In the landmark 1965 case of Griswold v. Connecticut, the Supreme Court examined a Connecticut statute that made it a crime for any person to use contraception.
Griswold v. Connecticut
In the landmark 1965 case of Griswold v. Connecticut, the Supreme Court examined a Connecticut statute that made it a crime for any person to use contraception. The majority declared the law an unconstitutional violation of the right of privacy. Justice Black dissented, saying, “I do not to any extent whatever base my view that this Connecticut law is constitutional on a belief that the law is wise or that its policy is a good one. [It] is every bit as offensive to me as it is to the majority. [There is no criticism by the majority of this law] to which I cannot subscribe—except their conclusion that the evil qualities they see in the law make it unconstitutional.” What legal doctrines are involved here? Why did Justice Black distinguish between his personal views on the statute and the power of the Court to overturn it?
What We Offer:
100% Original Paper
On-Time Delivery Guarantee
Automatic Plagiarism Check
100% Money-Back Guarantee
100% Privacy and Confidentiality
24/7 Support Service
Save Your Time for More Important Things!

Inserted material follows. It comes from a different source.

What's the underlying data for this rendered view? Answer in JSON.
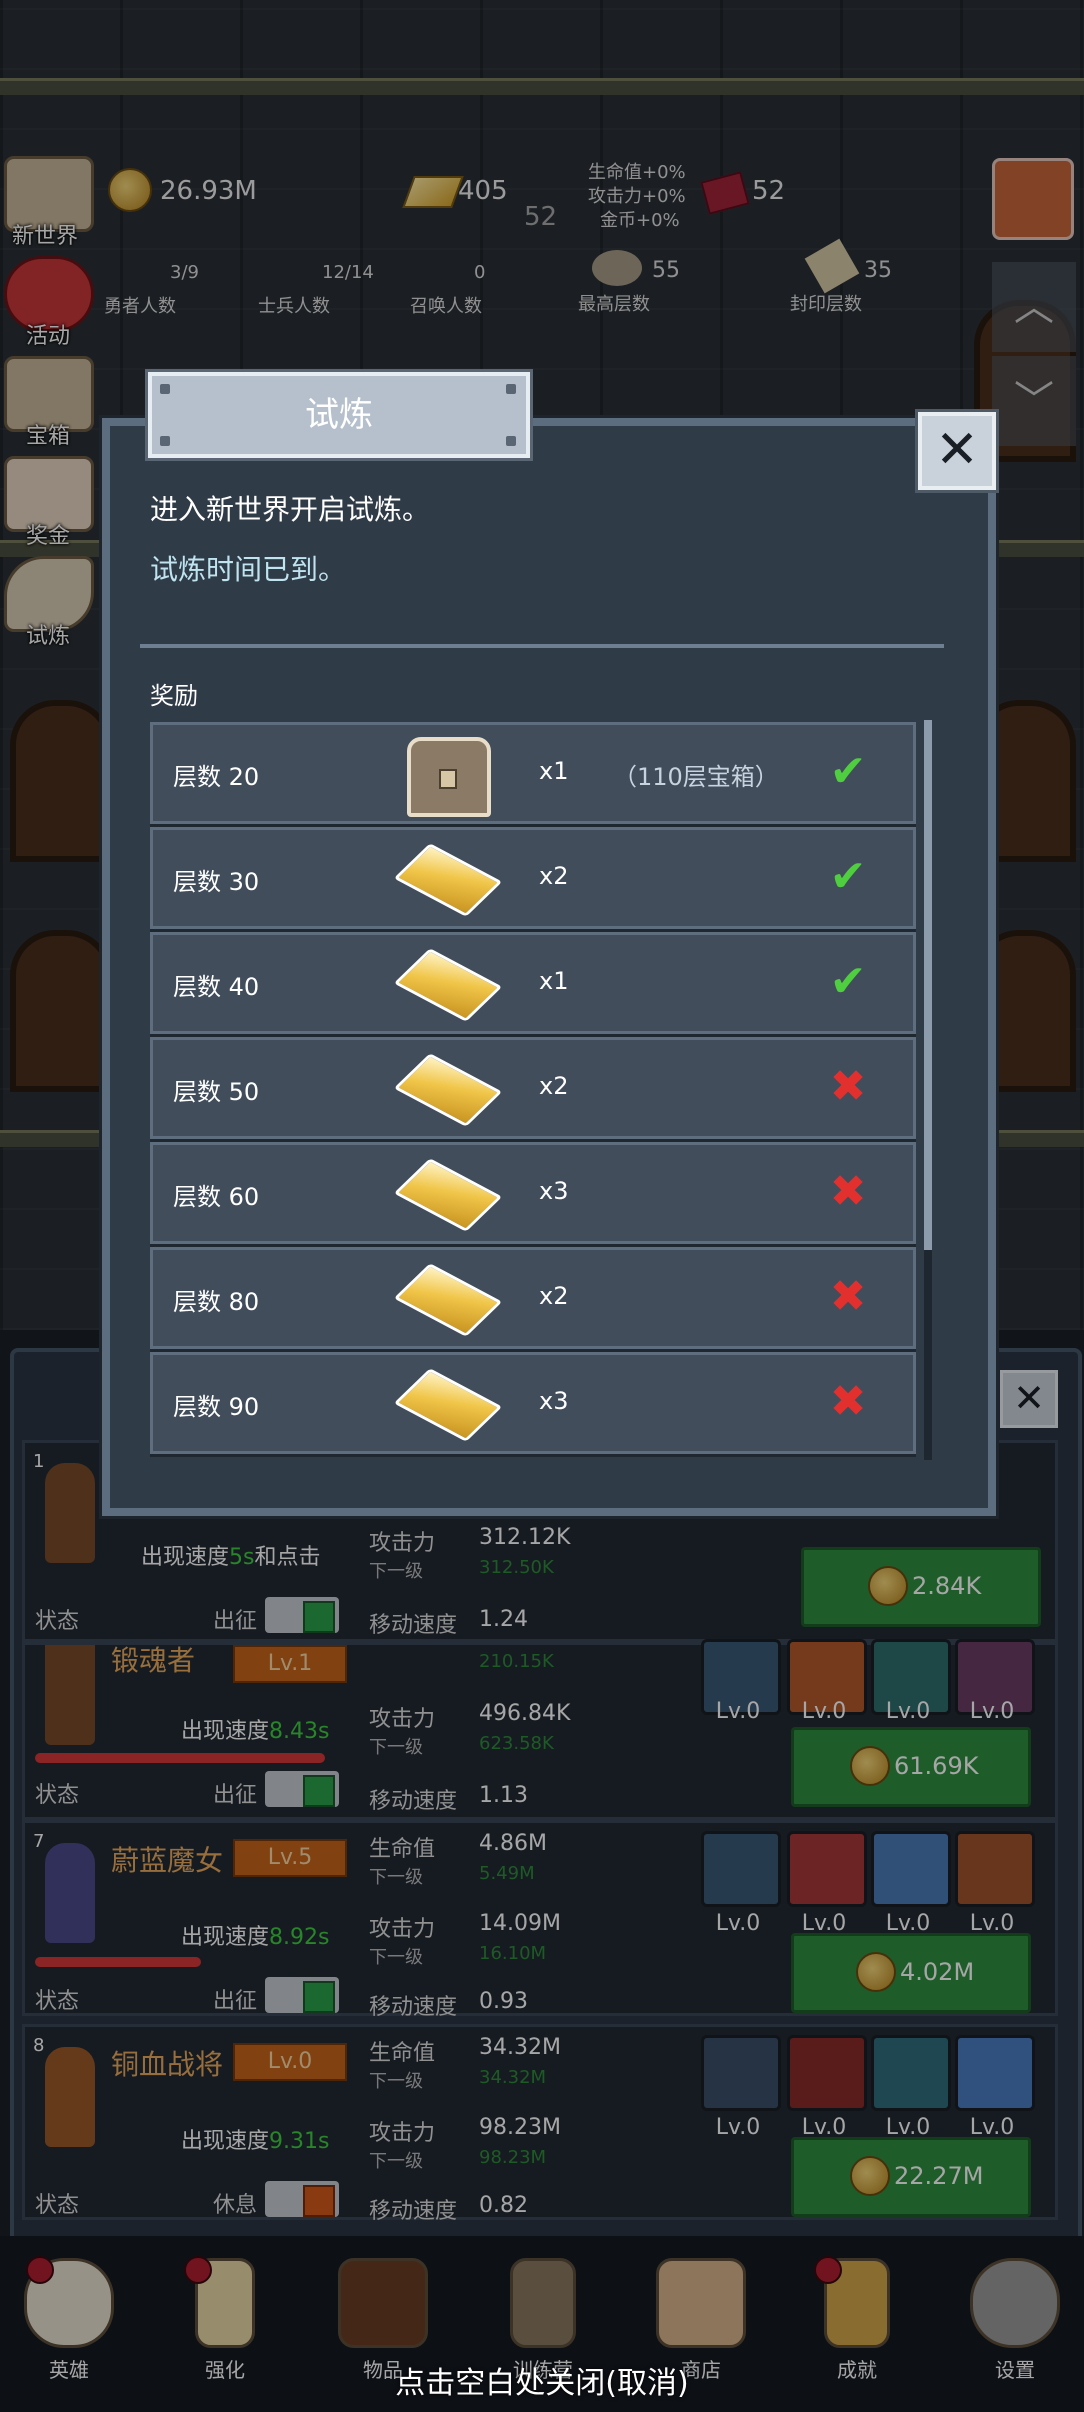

Let a professional tutor with over 10+ years’ experience writes a custom paper for you on this topic